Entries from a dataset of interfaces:
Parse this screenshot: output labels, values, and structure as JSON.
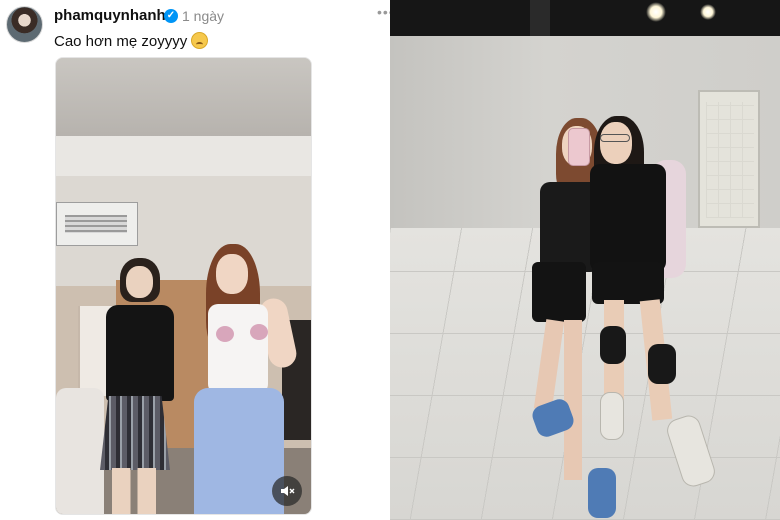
{
  "post": {
    "username": "phamquynhanh",
    "verified_mark": "✓",
    "time": "1 ngày",
    "more": "•••",
    "caption": "Cao hơn mẹ zoyyyy",
    "caption_emoji": "smiling-face-with-tear",
    "video": {
      "muted": true,
      "mute_icon": "speaker-muted-icon"
    }
  },
  "colors": {
    "verified_blue": "#0095f6",
    "text_primary": "#101010",
    "text_secondary": "#8a8a8a"
  }
}
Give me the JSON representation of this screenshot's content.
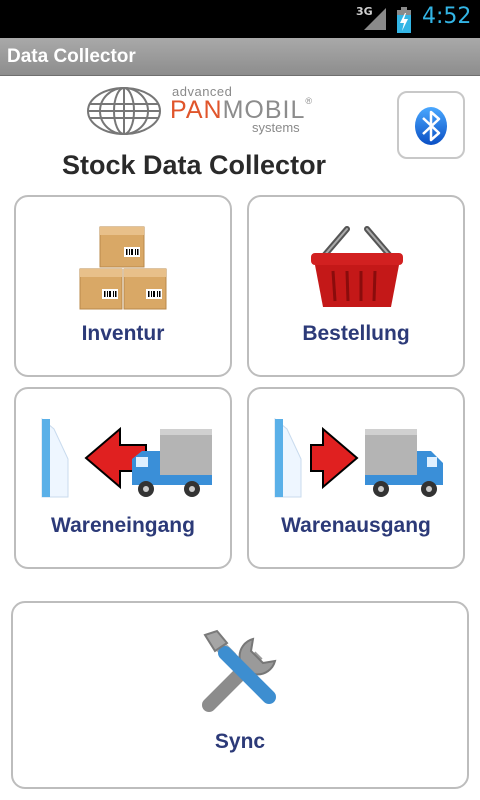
{
  "status_bar": {
    "network": "3G",
    "time": "4:52"
  },
  "app_title": "Data Collector",
  "logo": {
    "line1": "advanced",
    "brand_pan": "PAN",
    "brand_mobil": "MOBIL",
    "registered": "®",
    "line3": "systems"
  },
  "heading": "Stock Data Collector",
  "tiles": {
    "inventur": "Inventur",
    "bestellung": "Bestellung",
    "wareneingang": "Wareneingang",
    "warenausgang": "Warenausgang",
    "sync": "Sync"
  },
  "colors": {
    "label": "#2c3a78",
    "clock": "#33b5e5",
    "arrow": "#e02020",
    "truck": "#3a8fd8",
    "basket": "#c41818",
    "box": "#d9a866"
  }
}
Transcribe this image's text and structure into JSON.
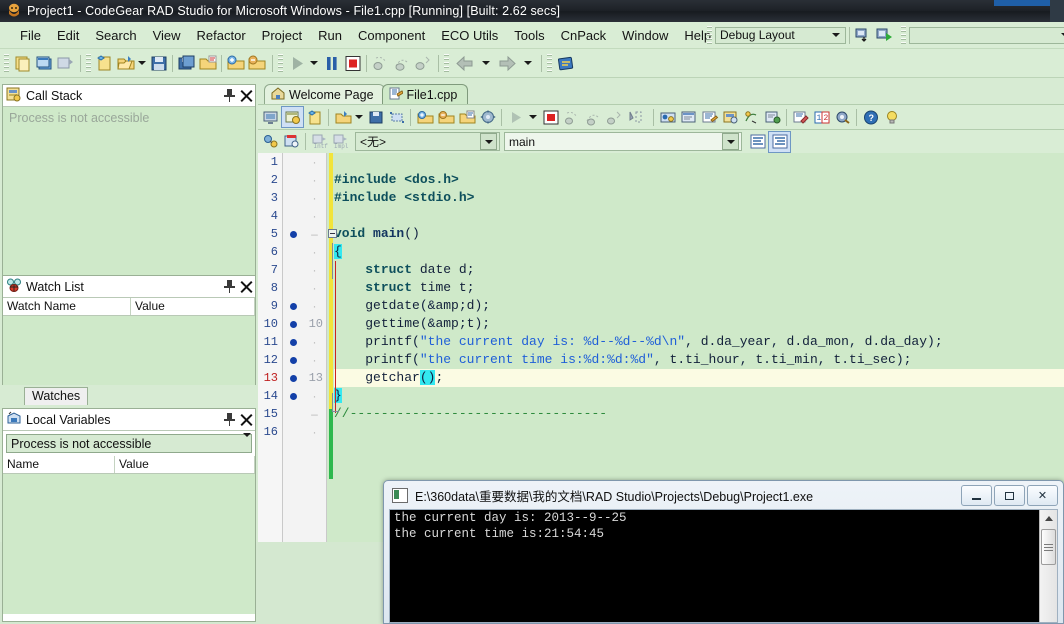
{
  "window": {
    "title": "Project1 - CodeGear RAD Studio for Microsoft Windows - File1.cpp [Running] [Built: 2.62 secs]",
    "icon": "rad-studio-icon"
  },
  "menubar": {
    "items": [
      {
        "label": "File"
      },
      {
        "label": "Edit"
      },
      {
        "label": "Search"
      },
      {
        "label": "View"
      },
      {
        "label": "Refactor"
      },
      {
        "label": "Project"
      },
      {
        "label": "Run"
      },
      {
        "label": "Component"
      },
      {
        "label": "ECO Utils"
      },
      {
        "label": "Tools"
      },
      {
        "label": "CnPack"
      },
      {
        "label": "Window"
      },
      {
        "label": "Help"
      }
    ],
    "layout_combo": {
      "value": "Debug Layout"
    },
    "search_combo": {
      "value": "",
      "placeholder": ""
    }
  },
  "panels": {
    "call_stack": {
      "title": "Call Stack",
      "icon": "call-stack-icon",
      "body_text": "Process is not accessible"
    },
    "watch_list": {
      "title": "Watch List",
      "icon": "watch-list-icon",
      "columns": [
        "Watch Name",
        "Value"
      ],
      "rows": [],
      "tab_label": "Watches"
    },
    "local_variables": {
      "title": "Local Variables",
      "icon": "local-variables-icon",
      "selector_value": "Process is not accessible",
      "columns": [
        "Name",
        "Value"
      ],
      "rows": []
    }
  },
  "editor": {
    "tabs": [
      {
        "label": "Welcome Page",
        "icon": "home-icon",
        "active": false
      },
      {
        "label": "File1.cpp",
        "icon": "cpp-file-icon",
        "active": true
      }
    ],
    "class_combo": {
      "value": "<无>"
    },
    "method_combo": {
      "value": "main"
    },
    "code_lines": [
      {
        "n": "1",
        "ln": "",
        "bp": false,
        "mod": "dot",
        "text": "",
        "current": false
      },
      {
        "n": "2",
        "ln": "",
        "bp": false,
        "mod": "dot",
        "text": "#include <dos.h>",
        "current": false
      },
      {
        "n": "3",
        "ln": "",
        "bp": false,
        "mod": "dot",
        "text": "#include <stdio.h>",
        "current": false
      },
      {
        "n": "4",
        "ln": "",
        "bp": false,
        "mod": "dot",
        "text": "",
        "current": false
      },
      {
        "n": "5",
        "ln": "",
        "bp": true,
        "mod": "dash",
        "text": "void main()",
        "current": false
      },
      {
        "n": "6",
        "ln": "",
        "bp": false,
        "mod": "dot",
        "text": "{",
        "current": false
      },
      {
        "n": "7",
        "ln": "",
        "bp": false,
        "mod": "dot",
        "text": "    struct date d;",
        "current": false
      },
      {
        "n": "8",
        "ln": "",
        "bp": false,
        "mod": "dot",
        "text": "    struct time t;",
        "current": false
      },
      {
        "n": "9",
        "ln": "",
        "bp": true,
        "mod": "dot",
        "text": "    getdate(&d);",
        "current": false
      },
      {
        "n": "10",
        "ln": "10",
        "bp": true,
        "mod": "",
        "text": "    gettime(&t);",
        "current": false
      },
      {
        "n": "11",
        "ln": "",
        "bp": true,
        "mod": "dot",
        "text": "    printf(\"the current day is: %d--%d--%d\\n\", d.da_year, d.da_mon, d.da_day);",
        "current": false
      },
      {
        "n": "12",
        "ln": "",
        "bp": true,
        "mod": "dot",
        "text": "    printf(\"the current time is:%d:%d:%d\", t.ti_hour, t.ti_min, t.ti_sec);",
        "current": false
      },
      {
        "n": "13",
        "ln": "13",
        "bp": true,
        "mod": "",
        "text": "    getchar();",
        "current": true
      },
      {
        "n": "14",
        "ln": "",
        "bp": true,
        "mod": "dot",
        "text": "}",
        "current": false
      },
      {
        "n": "15",
        "ln": "",
        "bp": false,
        "mod": "dash",
        "text": "//---------------------------------",
        "current": false
      },
      {
        "n": "16",
        "ln": "",
        "bp": false,
        "mod": "dot",
        "text": "",
        "current": false
      }
    ]
  },
  "console": {
    "title": "E:\\360data\\重要数据\\我的文档\\RAD Studio\\Projects\\Debug\\Project1.exe",
    "icon": "console-icon",
    "buttons": {
      "minimize": "minimize",
      "maximize": "maximize",
      "close": "✕"
    },
    "output": [
      "the current day is: 2013--9--25",
      "the current time is:21:54:45"
    ]
  },
  "colors": {
    "chrome_green": "#d9edd5",
    "editor_bg": "#cfe9c9",
    "keyword": "#0d4f5c",
    "string": "#1f5fd8",
    "comment": "#2e8b3d",
    "breakpoint": "#1340a8",
    "current_line": "#fbfbe3",
    "selection": "#33e8f0",
    "titlebar": "#1d2127"
  }
}
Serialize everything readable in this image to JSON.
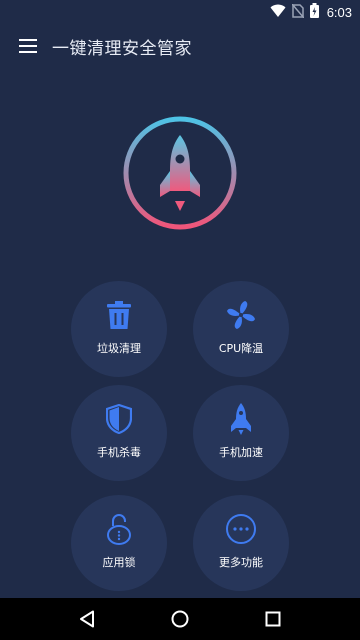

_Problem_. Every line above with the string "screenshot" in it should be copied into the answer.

_Answer to this task_.
Parse this screenshot: output labels, values, and structure as JSON.
Give me the JSON representation of this screenshot's content.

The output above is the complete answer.